Here it comes again! On 1 July, CMMS (the Centers for Medicare and Medicaid Services) proposed cutting the payment of dialysis allocations by 12%. (For those of you not well versed in math- that’s about a 1/8 cut.) But, that’s not quite right, since they also offered a 2.6% increase in the “bundle” payment rate, so the cut comes to about $ 24 less per treatment.
I remember way back when… the saccharine study was all the rage. Right before it was basically outlawed. One of the statements made was that if sugar were not a natural substance and subject to the same testing as saccharine, it would have been eradicated from the market. Because the same dose of sugar in pop was far more harmful to humans than saccharine.
Last night (this should automatically post around 6 am on Thursday) started a most unusual holiday. This is the last one that requires me not to work until April. (Good. Now, I can make some money!) The bible gives us very little clue about this holiday. It’s called the Eighth Day of Assembly (Shmini Atzeret).
I’ve written beforeabout methods and processes to treat wastewater (here and here, for starters- you can find more by searching the index to the right for wastewater)- including methods that may be able to provide power to attenuate the costs of such treatment. Now, another concept to employ microbes to generate electricity has been published in the Proceedings of the National Academy of Sciences (right now, it’s ahead of print) describing work being done by Dr. Craig Criddle’s group at Stanford.
Many of you know that I have been working with water reuse systems for some four decades now. One of the first projects was the development (and sale) of a home wastewater recycling system. During it’s development, we found that certain high use conditions led to a buildup of ammonia in the returning (clean) wastewater to the toilet. Trust me, there are only so many times you can tell the homeowner that the ammonia smell means their toilet bowl is clean. (If you must know, once was about the limit!)
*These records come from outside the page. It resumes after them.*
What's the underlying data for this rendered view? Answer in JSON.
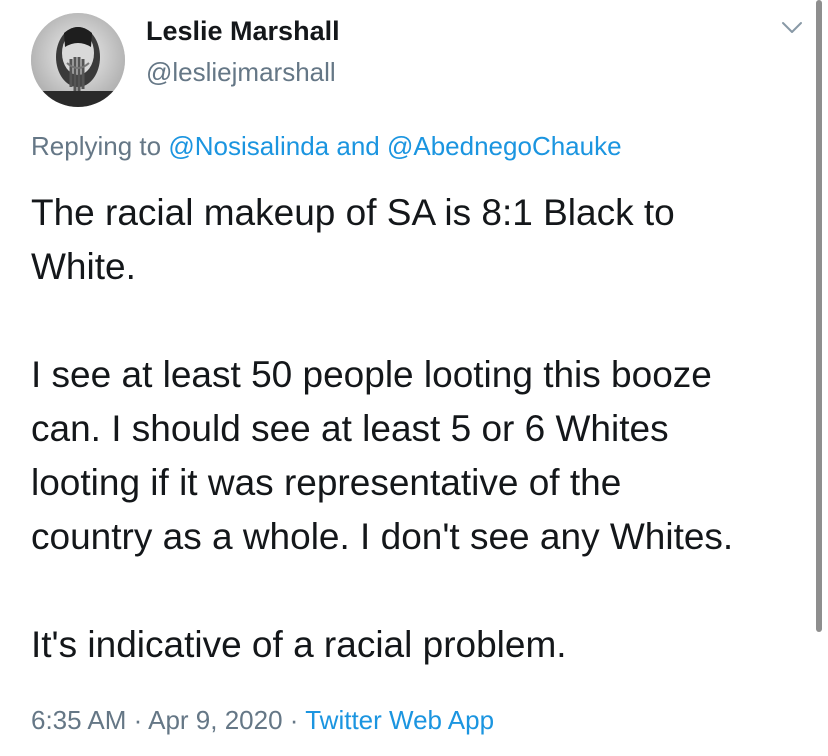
{
  "author": {
    "display_name": "Leslie Marshall",
    "handle": "@lesliejmarshall",
    "avatar_icon": "avatar-image"
  },
  "menu": {
    "icon": "chevron-down-icon"
  },
  "reply": {
    "prefix": "Replying to",
    "mention_1": "@Nosisalinda",
    "conjunction": "and",
    "mention_2": "@AbednegoChauke"
  },
  "tweet": {
    "line_1": "The racial makeup of SA is 8:1 Black to",
    "line_2": "White.",
    "line_3": "I see at least 50 people looting this booze",
    "line_4": "can. I should see at least 5 or 6 Whites",
    "line_5": "looting if it was representative of the",
    "line_6": "country as a whole. I don't see any Whites.",
    "line_7": "It's indicative of a racial problem."
  },
  "meta": {
    "time": "6:35 AM",
    "separator": "·",
    "date": "Apr 9, 2020",
    "source": "Twitter Web App"
  },
  "colors": {
    "text": "#14171a",
    "secondary": "#657786",
    "link": "#1b95e0"
  }
}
So, it turns out that at least some of us are turned out to help others. fMRI (functional magnetic resonance imaging) is being used to prove that fact. But, the goal of most of the studies has not been to see if we are generous to a fault, but to determine how (if?) we can help folks who lack empathy or want to improve on their generosity.
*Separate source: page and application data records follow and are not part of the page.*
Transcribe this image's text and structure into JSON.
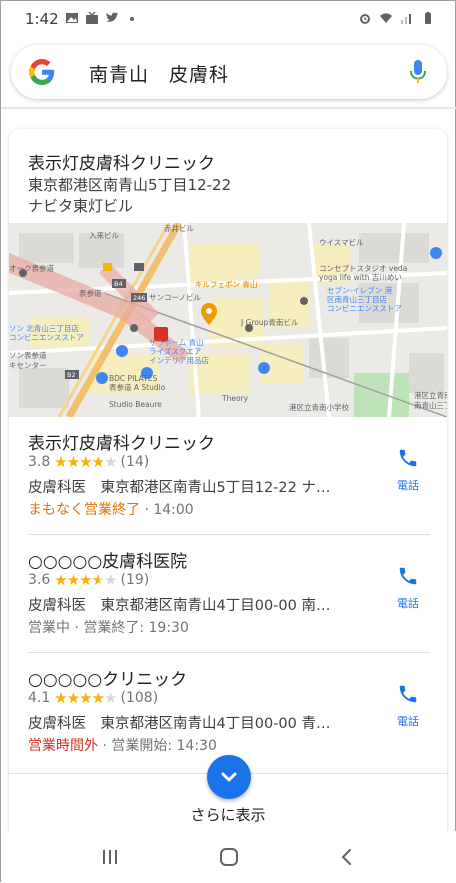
{
  "status_bar": {
    "time": "1:42"
  },
  "search": {
    "query": "南青山　皮膚科"
  },
  "featured": {
    "name": "表示灯皮膚科クリニック",
    "address_line1": "東京都港区南青山5丁目12-22",
    "address_line2": "ナビタ東灯ビル"
  },
  "map": {
    "labels": {
      "kiyohara": "入来ビル",
      "akaidou": "赤井ビル",
      "weissbill": "ウイスマビル",
      "okuomote": "オーク表参道",
      "omotesando": "表参道",
      "kirufebon": "キルフェボン 青山",
      "concept": "コンセプトスタジオ veda",
      "yoga": "yoga life with 吉川めい",
      "seven1": "セブン-イレブン 港",
      "seven2": "区南青山三丁目店",
      "conveni1": "コンビニエンスストア",
      "sanko": "サンコーノビル",
      "lawson1": "ソン 北青山三丁目店",
      "zara1": "ザラホーム 青山",
      "zara2": "ライズスクエア",
      "zara3": "インテリア用品店",
      "jgroup": "J Group青南ビル",
      "sando": "ソン表参道",
      "kiyoko": "キセンター",
      "bdc": "BDC PILATES",
      "bdc2": "表参道 A Studio",
      "beaure": "Studio Beaure",
      "theory": "Theory",
      "school": "港区立青南小学校",
      "school2": "港区立青南幼稚園",
      "mc": "南青山三丁目",
      "b2": "B2",
      "b4": "B4",
      "n246": "246"
    }
  },
  "listings": [
    {
      "name": "表示灯皮膚科クリニック",
      "rating": "3.8",
      "rating_fraction": 0.76,
      "reviews": "(14)",
      "detail": "皮膚科医　東京都港区南青山5丁目12-22 ナ…",
      "status": "まもなく営業終了",
      "status_color": "#e37400",
      "separator": "·",
      "time": "14:00",
      "call_label": "電話"
    },
    {
      "name": "○○○○○皮膚科医院",
      "rating": "3.6",
      "rating_fraction": 0.72,
      "reviews": "(19)",
      "detail": "皮膚科医　東京都港区南青山4丁目00-00 南…",
      "status": "営業中",
      "status_color": "#70757a",
      "separator": "·",
      "time": "営業終了: 19:30",
      "call_label": "電話"
    },
    {
      "name": "○○○○○クリニック",
      "rating": "4.1",
      "rating_fraction": 0.82,
      "reviews": "(108)",
      "detail": "皮膚科医　東京都港区南青山4丁目00-00 青…",
      "status": "営業時間外",
      "status_color": "#d93025",
      "separator": "·",
      "time": "営業開始: 14:30",
      "call_label": "電話"
    }
  ],
  "more": {
    "label": "さらに表示"
  },
  "colors": {
    "accent": "#1a73e8",
    "star": "#f4b400",
    "closing_soon": "#e37400",
    "closed": "#d93025"
  }
}
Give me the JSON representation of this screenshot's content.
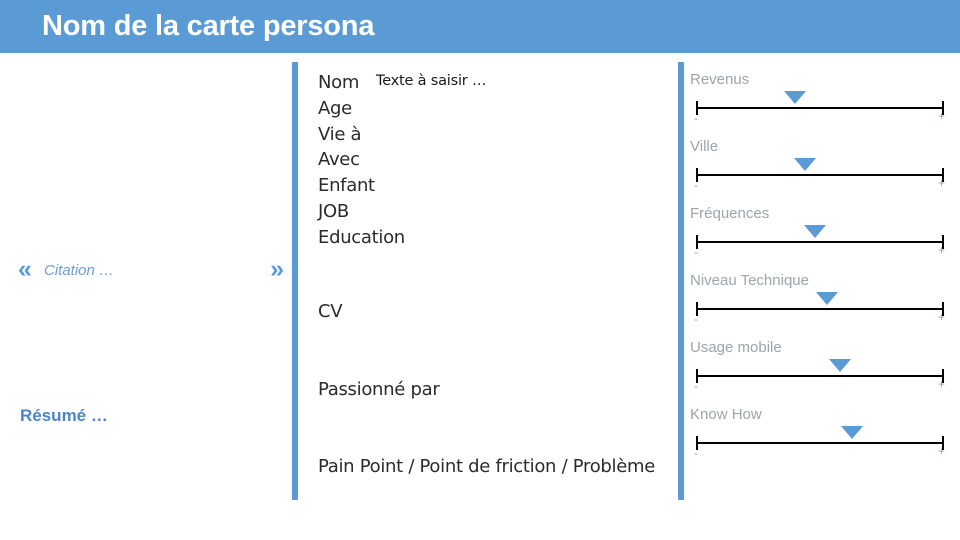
{
  "header": {
    "title": "Nom de la carte persona",
    "background_color": "#5b9bd5",
    "text_color": "#ffffff"
  },
  "left_column": {
    "quote": {
      "open_mark": "«",
      "text": "Citation …",
      "close_mark": "»",
      "color": "#6a9ed2"
    },
    "resume_label": "Résumé …",
    "resume_color": "#4a86c8"
  },
  "middle_column": {
    "placeholder": "Texte à saisir …",
    "fields": [
      {
        "label": "Nom"
      },
      {
        "label": "Age"
      },
      {
        "label": "Vie à"
      },
      {
        "label": "Avec"
      },
      {
        "label": "Enfant"
      },
      {
        "label": "JOB"
      },
      {
        "label": "Education"
      }
    ],
    "headings": {
      "cv": "CV",
      "passion": "Passionné par",
      "pain_point": "Pain Point / Point de friction / Problème"
    }
  },
  "right_column": {
    "minus_symbol": "-",
    "plus_symbol": "+",
    "marker_color": "#5b9bd5",
    "label_color": "#9aa5ad",
    "sliders": [
      {
        "label": "Revenus",
        "value_percent": 40
      },
      {
        "label": "Ville",
        "value_percent": 44
      },
      {
        "label": "Fréquences",
        "value_percent": 48
      },
      {
        "label": "Niveau Technique",
        "value_percent": 53
      },
      {
        "label": "Usage mobile",
        "value_percent": 58
      },
      {
        "label": "Know How",
        "value_percent": 63
      }
    ]
  },
  "dividers": {
    "color": "#5b9bd5"
  }
}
I’ve written before about one project at Google– the one aimed at determining why folks become terrorists. The basic concept is to determine why people join gangs and how that is similar to folks joining terrorist cells. In so doing, we should be able to find ways to stop folks from becoming terrorists. This venture is led by one smart young chap- Jared Cohen- who got his start in the Condy Rice’s State Department and stayed on under Hillary Clinton’s tenure, before heading up this new gig.